DATA EXTRACTS START

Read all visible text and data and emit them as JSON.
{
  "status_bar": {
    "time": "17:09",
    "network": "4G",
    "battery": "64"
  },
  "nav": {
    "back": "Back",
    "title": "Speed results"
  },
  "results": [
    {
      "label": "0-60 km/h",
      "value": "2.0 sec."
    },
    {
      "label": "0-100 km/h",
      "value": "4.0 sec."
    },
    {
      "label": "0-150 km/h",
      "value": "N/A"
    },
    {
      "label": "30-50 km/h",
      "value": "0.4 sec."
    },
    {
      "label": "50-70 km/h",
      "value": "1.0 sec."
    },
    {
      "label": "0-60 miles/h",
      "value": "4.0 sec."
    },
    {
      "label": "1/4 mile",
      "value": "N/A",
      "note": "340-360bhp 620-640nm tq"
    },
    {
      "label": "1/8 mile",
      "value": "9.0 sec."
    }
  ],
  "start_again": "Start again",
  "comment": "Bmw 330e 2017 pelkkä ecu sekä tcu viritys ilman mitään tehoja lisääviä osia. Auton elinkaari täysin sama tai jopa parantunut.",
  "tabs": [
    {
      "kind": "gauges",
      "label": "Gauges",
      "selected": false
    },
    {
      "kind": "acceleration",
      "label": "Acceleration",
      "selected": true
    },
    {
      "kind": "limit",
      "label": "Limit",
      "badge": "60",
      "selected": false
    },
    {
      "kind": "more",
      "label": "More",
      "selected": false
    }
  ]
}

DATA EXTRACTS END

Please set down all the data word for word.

EXERCISE OUTPUT:
Read all visible text and data and emit them as JSON.
{
  "status_bar": {
    "time": "17:09",
    "network": "4G",
    "battery": "64"
  },
  "nav": {
    "back": "Back",
    "title": "Speed results"
  },
  "results": [
    {
      "label": "0-60 km/h",
      "value": "2.0 sec."
    },
    {
      "label": "0-100 km/h",
      "value": "4.0 sec."
    },
    {
      "label": "0-150 km/h",
      "value": "N/A"
    },
    {
      "label": "30-50 km/h",
      "value": "0.4 sec."
    },
    {
      "label": "50-70 km/h",
      "value": "1.0 sec."
    },
    {
      "label": "0-60 miles/h",
      "value": "4.0 sec."
    },
    {
      "label": "1/4 mile",
      "value": "N/A",
      "note": "340-360bhp 620-640nm tq"
    },
    {
      "label": "1/8 mile",
      "value": "9.0 sec."
    }
  ],
  "start_again": "Start again",
  "comment": "Bmw 330e 2017 pelkkä ecu sekä tcu viritys ilman mitään tehoja lisääviä osia. Auton elinkaari täysin sama tai jopa parantunut.",
  "tabs": [
    {
      "kind": "gauges",
      "label": "Gauges",
      "selected": false
    },
    {
      "kind": "acceleration",
      "label": "Acceleration",
      "selected": true
    },
    {
      "kind": "limit",
      "label": "Limit",
      "badge": "60",
      "selected": false
    },
    {
      "kind": "more",
      "label": "More",
      "selected": false
    }
  ]
}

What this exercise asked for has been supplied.